Trimming and Preparing for Roasting

Roasting Brussels sprouts is a delicious and easy way to prepare them as a side dish. But before roasting, you need to trim and prepare the sprouts correctly to ensure they cook evenly and develop their natural sweetness.

  1. Rinse the Brussels sprouts under cold water and pat them dry with a towel.
  2. Remove the outer leaves and trim off the brown ends with a knife.
  3. Halve each sprout vertically through the stem.
  4. Toss the sprouts with olive oil, salt, and pepper, and roast in an oven at 400°F for 20 to 30 minutes until they are golden brown.

If you find your Brussels sprouts too bitter, blanch them in boiling water for about three minutes, drain the water, and season them accordingly.

Cutting Brussels Sprouts with Kitchen Scissors

One lesser-known yet incredibly effective method of cutting Brussels sprouts is to use kitchen scissors. This method prevents wastage and is much more practical if you’re making a large amount of them. Here’s how to cut Brussels sprouts with kitchen scissors:

  1. Rinse the Brussels sprouts under cold water and pat them dry with a towel.
  2. Remove the outer leaves and trim off the brown ends with a knife
  3. Hold the sprout firmly and begin cutting into small pieces with your kitchen scissors, cutting about 1 cm into the sprout at a time.

The Kitchen scissors method is much quicker than the traditional method of using a knife, and you will save on waste without any mess.

Conclusion

Cutting Brussels sprouts requires patience and care to achieve the perfect cut to elevate our recipes. While some methods may be more time-consuming, they often result in more visual and textural stir fry or slaw. If you’re into a quick cooking process and maintaining a neat setting, Kitchen scissors are the perfect tool for cutting Brussels sprouts.

Experiment with different methods to discover the one that works best for your recipes and chuck out any wasted sprouts. Follow the outlined steps, tips, and suggestions to make sure your Brussels sprouts are uniform, not bad, and ready to cook.

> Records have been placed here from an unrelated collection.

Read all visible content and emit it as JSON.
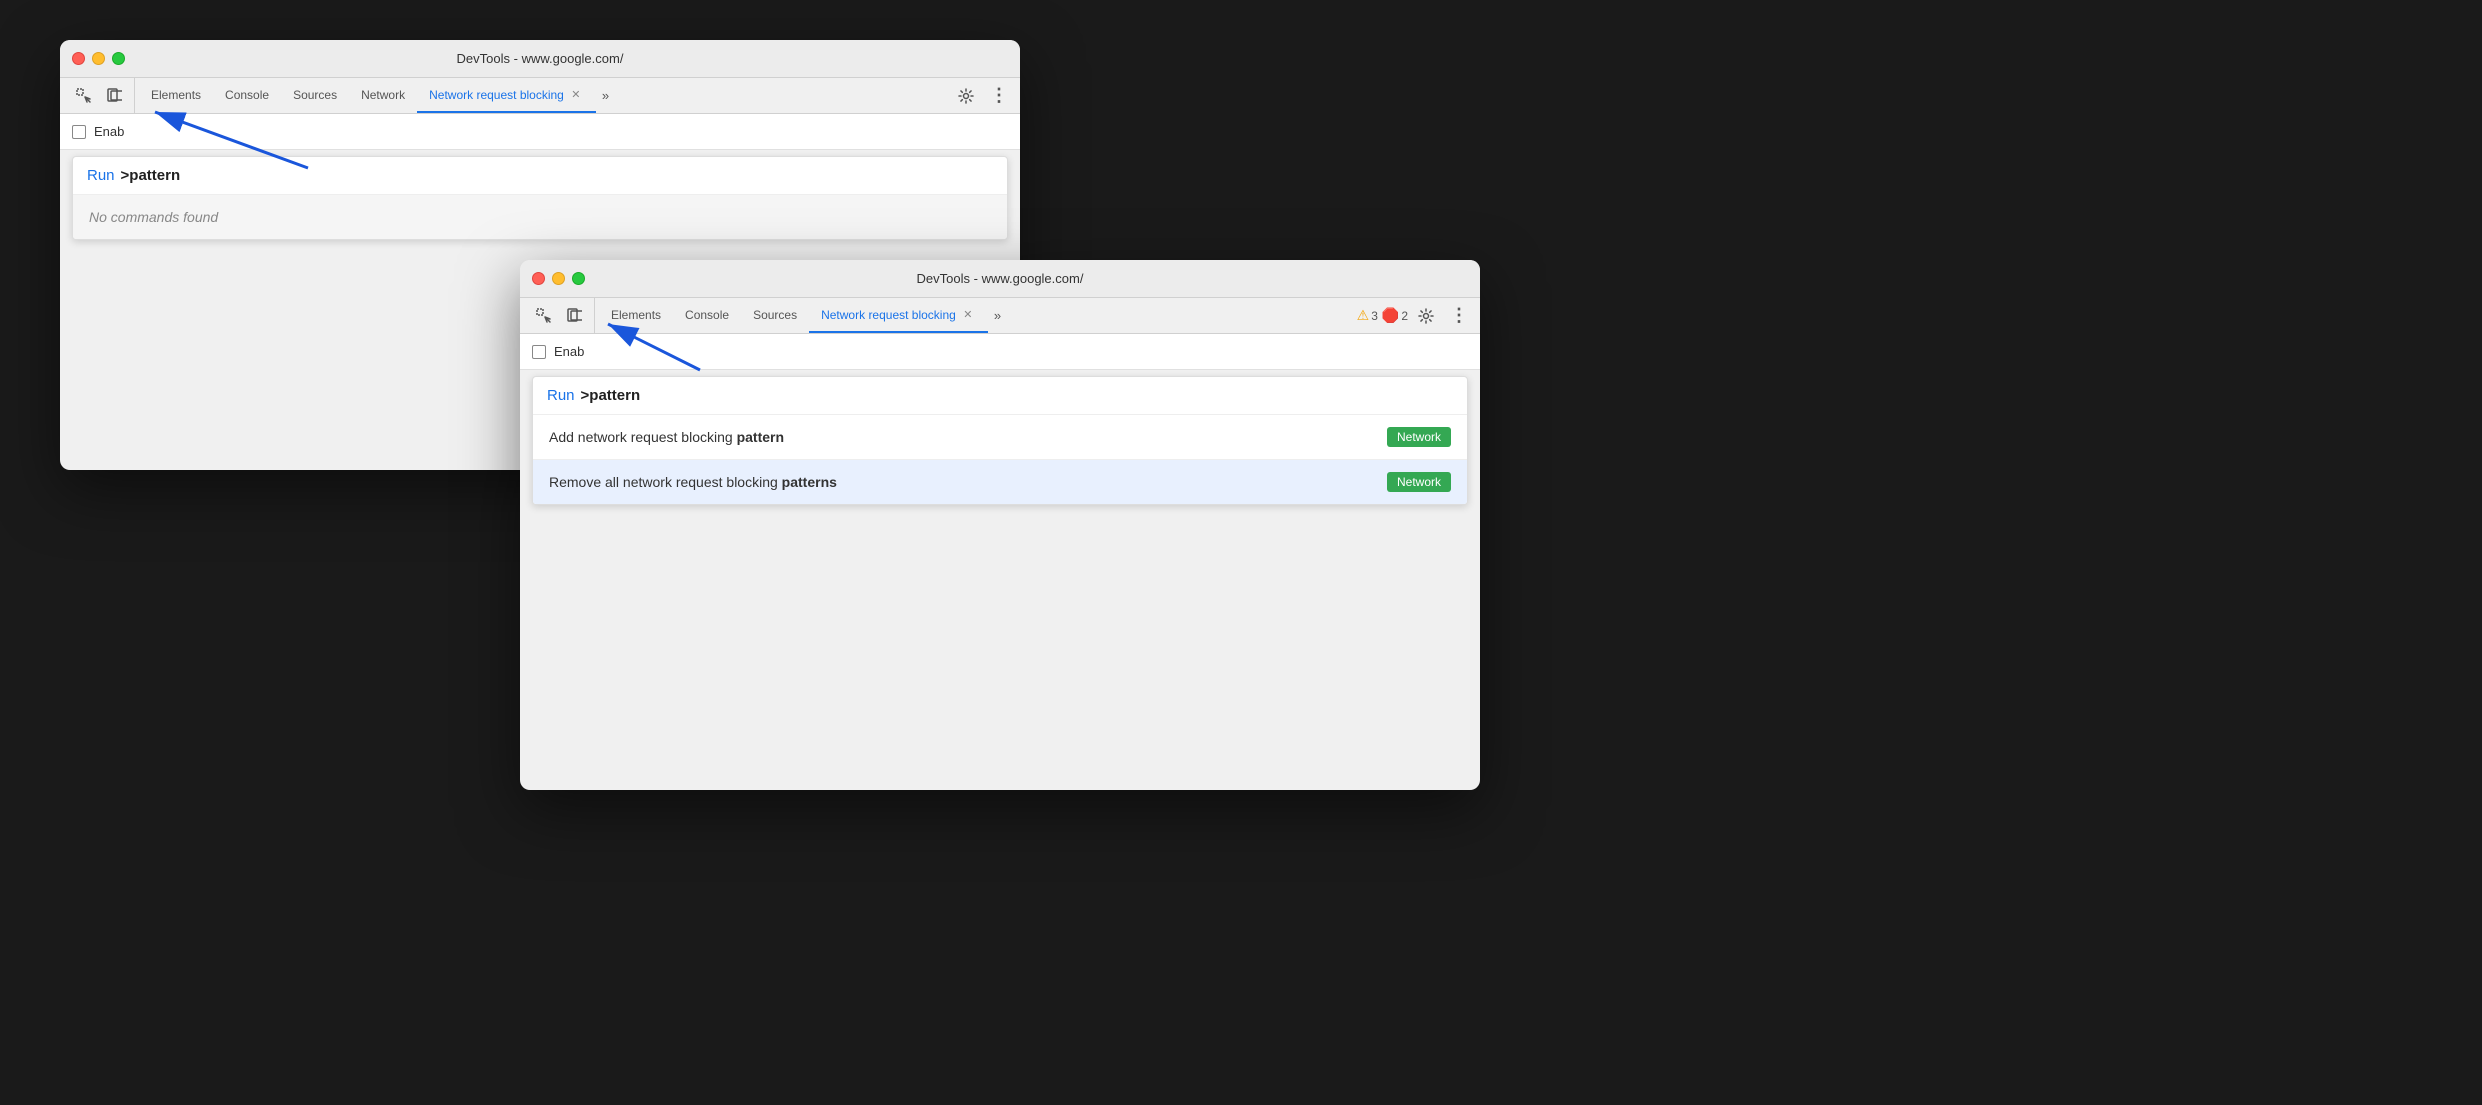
{
  "window1": {
    "title": "DevTools - www.google.com/",
    "tabs": [
      {
        "label": "Elements",
        "active": false
      },
      {
        "label": "Console",
        "active": false
      },
      {
        "label": "Sources",
        "active": false
      },
      {
        "label": "Network",
        "active": false
      },
      {
        "label": "Network request blocking",
        "active": true
      }
    ],
    "toolbar": {
      "checkbox_label": "Enab"
    },
    "command_palette": {
      "run_label": "Run",
      "pattern_label": ">pattern",
      "no_commands": "No commands found"
    }
  },
  "window2": {
    "title": "DevTools - www.google.com/",
    "tabs": [
      {
        "label": "Elements",
        "active": false
      },
      {
        "label": "Console",
        "active": false
      },
      {
        "label": "Sources",
        "active": false
      },
      {
        "label": "Network request blocking",
        "active": true
      }
    ],
    "warnings": {
      "icon": "⚠",
      "count": "3"
    },
    "errors": {
      "icon": "🔴",
      "count": "2"
    },
    "toolbar": {
      "checkbox_label": "Enab"
    },
    "command_palette": {
      "run_label": "Run",
      "pattern_label": ">pattern"
    },
    "commands": [
      {
        "text_before": "Add network request blocking ",
        "text_bold": "pattern",
        "text_after": "",
        "badge": "Network",
        "highlighted": false
      },
      {
        "text_before": "Remove all network request blocking ",
        "text_bold": "pattern",
        "text_after": "s",
        "badge": "Network",
        "highlighted": true
      }
    ]
  },
  "arrow": {
    "label": "blue annotation arrow"
  }
}
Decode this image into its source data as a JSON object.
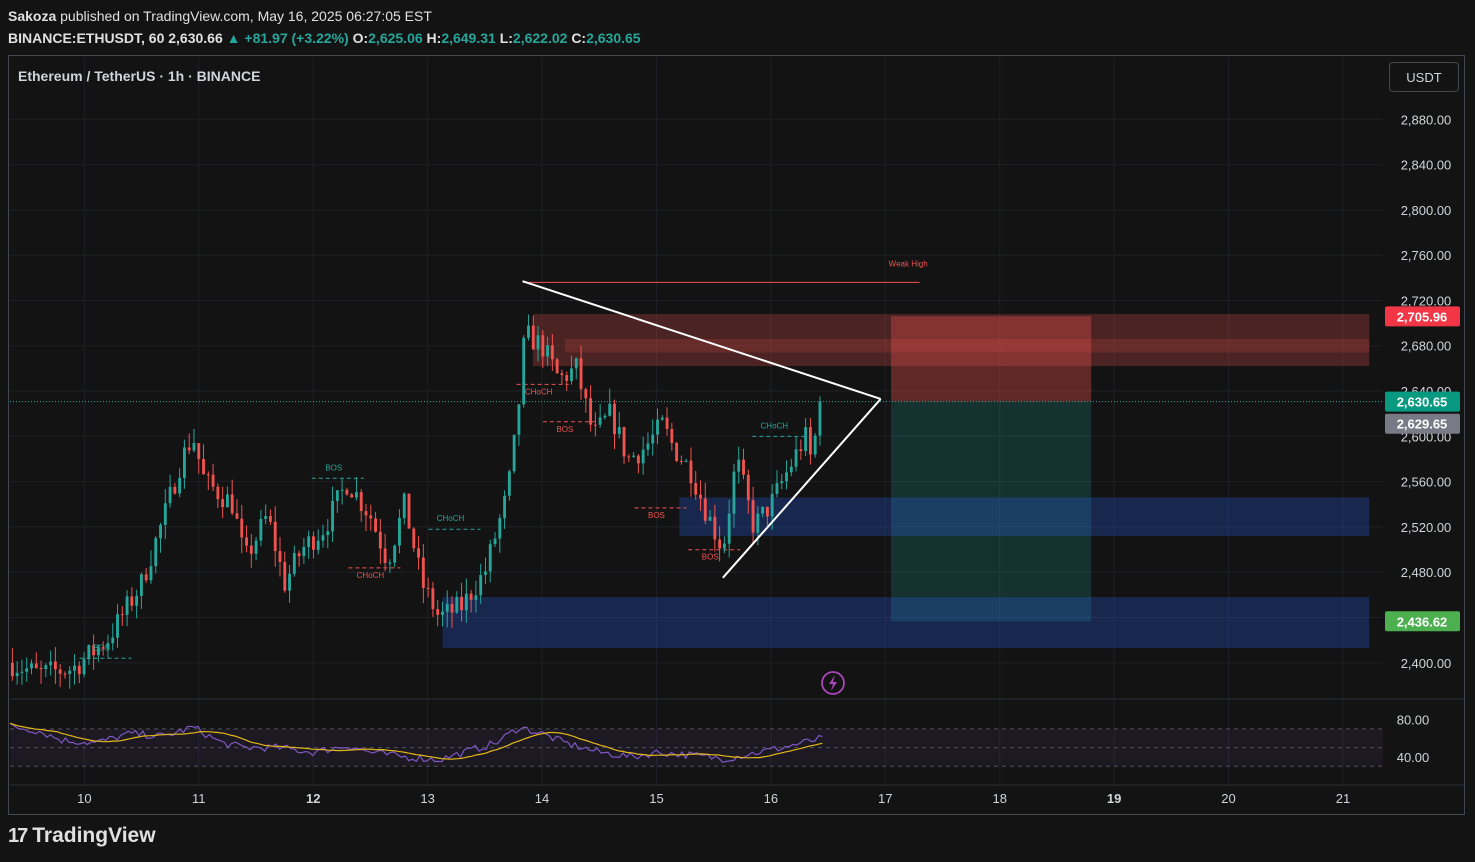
{
  "header": {
    "author": "Sakoza",
    "published_text": "published on TradingView.com, May 16, 2025 06:27:05 EST",
    "ticker": "BINANCE:ETHUSDT, 60",
    "last": "2,630.66",
    "change": "+81.97 (+3.22%)",
    "o_label": "O:",
    "o": "2,625.06",
    "h_label": "H:",
    "h": "2,649.31",
    "l_label": "L:",
    "l": "2,622.02",
    "c_label": "C:",
    "c": "2,630.65"
  },
  "symbol_title": "Ethereum / TetherUS · 1h · BINANCE",
  "currency_button": "USDT",
  "brand": "TradingView",
  "colors": {
    "up": "#26a69a",
    "down": "#ef5350",
    "background": "#131313",
    "rsi_line": "#7e57c2",
    "rsi_ma": "#e4b719",
    "stop_zone": "#ef5350",
    "target_zone": "#26a69a",
    "demand_zone": "#2962ff"
  },
  "chart_data": {
    "type": "candlestick",
    "title": "Ethereum / TetherUS · 1h · BINANCE",
    "x_tick_labels": [
      "10",
      "11",
      "12",
      "13",
      "14",
      "15",
      "16",
      "17",
      "18",
      "19",
      "20",
      "21"
    ],
    "y_tick_labels": [
      "2,880.00",
      "2,840.00",
      "2,800.00",
      "2,760.00",
      "2,720.00",
      "2,680.00",
      "2,640.00",
      "2,600.00",
      "2,560.00",
      "2,520.00",
      "2,480.00",
      "2,440.00",
      "2,400.00"
    ],
    "y_ticks": [
      2880,
      2840,
      2800,
      2760,
      2720,
      2680,
      2640,
      2600,
      2560,
      2520,
      2480,
      2440,
      2400
    ],
    "ylim": [
      2368,
      2935
    ],
    "xlim": [
      9.35,
      21.35
    ],
    "grid": true,
    "anchors": [
      [
        9.35,
        2400
      ],
      [
        9.6,
        2390
      ],
      [
        9.9,
        2395
      ],
      [
        10.2,
        2420
      ],
      [
        10.5,
        2470
      ],
      [
        10.7,
        2530
      ],
      [
        10.85,
        2580
      ],
      [
        10.95,
        2600
      ],
      [
        11.05,
        2560
      ],
      [
        11.3,
        2540
      ],
      [
        11.4,
        2490
      ],
      [
        11.6,
        2530
      ],
      [
        11.75,
        2470
      ],
      [
        11.9,
        2500
      ],
      [
        12.1,
        2520
      ],
      [
        12.3,
        2560
      ],
      [
        12.5,
        2530
      ],
      [
        12.65,
        2490
      ],
      [
        12.8,
        2540
      ],
      [
        12.95,
        2470
      ],
      [
        13.1,
        2440
      ],
      [
        13.3,
        2450
      ],
      [
        13.5,
        2480
      ],
      [
        13.7,
        2550
      ],
      [
        13.78,
        2610
      ],
      [
        13.85,
        2690
      ],
      [
        14.0,
        2680
      ],
      [
        14.15,
        2650
      ],
      [
        14.3,
        2660
      ],
      [
        14.45,
        2600
      ],
      [
        14.6,
        2620
      ],
      [
        14.75,
        2580
      ],
      [
        14.9,
        2590
      ],
      [
        15.05,
        2610
      ],
      [
        15.15,
        2590
      ],
      [
        15.3,
        2570
      ],
      [
        15.45,
        2530
      ],
      [
        15.58,
        2500
      ],
      [
        15.7,
        2580
      ],
      [
        15.85,
        2520
      ],
      [
        16.0,
        2540
      ],
      [
        16.15,
        2570
      ],
      [
        16.3,
        2600
      ],
      [
        16.35,
        2580
      ],
      [
        16.45,
        2631
      ]
    ],
    "candle_count": 170,
    "last_price": 2630.65,
    "price_labels": [
      {
        "text": "2,705.96",
        "value": 2705.96,
        "color": "#f23645"
      },
      {
        "text": "2,630.65",
        "value": 2630.65,
        "color": "#089981"
      },
      {
        "text": "2,629.65",
        "value": 2629.65,
        "color": "#787b86"
      },
      {
        "text": "2,436.62",
        "value": 2436.62,
        "color": "#4caf50"
      }
    ],
    "annotations": [
      {
        "text": "Weak High",
        "x": 17.2,
        "y": 2750,
        "color": "#ef5350"
      },
      {
        "text": "BOS",
        "x": 10.15,
        "y": 2411,
        "color": "#26a69a"
      },
      {
        "text": "BOS",
        "x": 12.18,
        "y": 2570,
        "color": "#26a69a"
      },
      {
        "text": "CHoCH",
        "x": 12.5,
        "y": 2475,
        "color": "#ef5350"
      },
      {
        "text": "CHoCH",
        "x": 13.2,
        "y": 2525,
        "color": "#26a69a"
      },
      {
        "text": "CHoCH",
        "x": 13.97,
        "y": 2637,
        "color": "#ef5350"
      },
      {
        "text": "BOS",
        "x": 14.2,
        "y": 2604,
        "color": "#ef5350"
      },
      {
        "text": "BOS",
        "x": 15.0,
        "y": 2528,
        "color": "#ef5350"
      },
      {
        "text": "BOS",
        "x": 15.47,
        "y": 2491,
        "color": "#ef5350"
      },
      {
        "text": "CHoCH",
        "x": 16.03,
        "y": 2607,
        "color": "#26a69a"
      }
    ],
    "zones": [
      {
        "kind": "supply",
        "x0": 13.92,
        "x1": 21.23,
        "y0": 2662,
        "y1": 2708,
        "color": "#ef5350"
      },
      {
        "kind": "supply-inner",
        "x0": 14.2,
        "x1": 21.23,
        "y0": 2674,
        "y1": 2686,
        "color": "#ef5350"
      },
      {
        "kind": "stop",
        "x0": 17.05,
        "x1": 18.8,
        "y0": 2630.65,
        "y1": 2705.96,
        "color": "#ef5350"
      },
      {
        "kind": "target",
        "x0": 17.05,
        "x1": 18.8,
        "y0": 2436.62,
        "y1": 2630.65,
        "color": "#26a69a"
      },
      {
        "kind": "demand",
        "x0": 15.2,
        "x1": 21.23,
        "y0": 2512,
        "y1": 2546,
        "color": "#2962ff"
      },
      {
        "kind": "demand",
        "x0": 13.13,
        "x1": 21.23,
        "y0": 2413,
        "y1": 2458,
        "color": "#2962ff"
      }
    ],
    "trendlines": [
      {
        "x0": 13.83,
        "y0": 2737,
        "x1": 16.96,
        "y1": 2633,
        "color": "#ffffff"
      },
      {
        "x0": 15.58,
        "y0": 2475,
        "x1": 16.96,
        "y1": 2633,
        "color": "#ffffff"
      }
    ],
    "weak_high": {
      "x0": 13.83,
      "x1": 17.3,
      "y": 2736,
      "color": "#ef5350"
    },
    "rsi": {
      "y_tick_labels": [
        "80.00",
        "40.00"
      ],
      "y_ticks": [
        80,
        40
      ],
      "ylim": [
        10,
        102
      ],
      "band": [
        30,
        70
      ],
      "anchors": [
        [
          9.35,
          73
        ],
        [
          9.6,
          68
        ],
        [
          9.8,
          58
        ],
        [
          10.1,
          55
        ],
        [
          10.4,
          65
        ],
        [
          10.7,
          62
        ],
        [
          10.95,
          72
        ],
        [
          11.2,
          55
        ],
        [
          11.4,
          50
        ],
        [
          11.7,
          50
        ],
        [
          12.0,
          45
        ],
        [
          12.3,
          52
        ],
        [
          12.5,
          45
        ],
        [
          12.8,
          40
        ],
        [
          13.1,
          37
        ],
        [
          13.4,
          48
        ],
        [
          13.6,
          55
        ],
        [
          13.8,
          72
        ],
        [
          14.0,
          65
        ],
        [
          14.2,
          55
        ],
        [
          14.5,
          45
        ],
        [
          14.8,
          40
        ],
        [
          15.0,
          45
        ],
        [
          15.3,
          42
        ],
        [
          15.6,
          38
        ],
        [
          15.8,
          43
        ],
        [
          16.1,
          50
        ],
        [
          16.45,
          60
        ]
      ]
    }
  }
}
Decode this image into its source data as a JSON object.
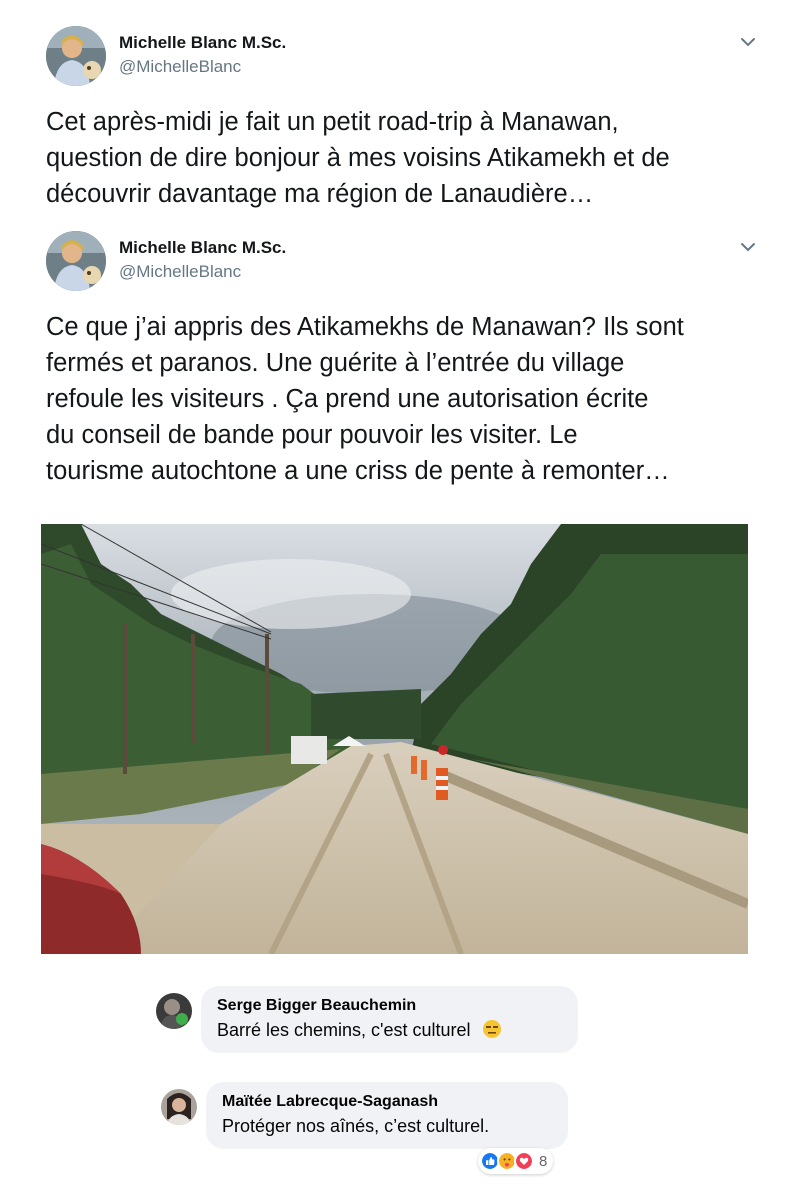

Leave a Reply

Your email address will not be published. Required fields are marked *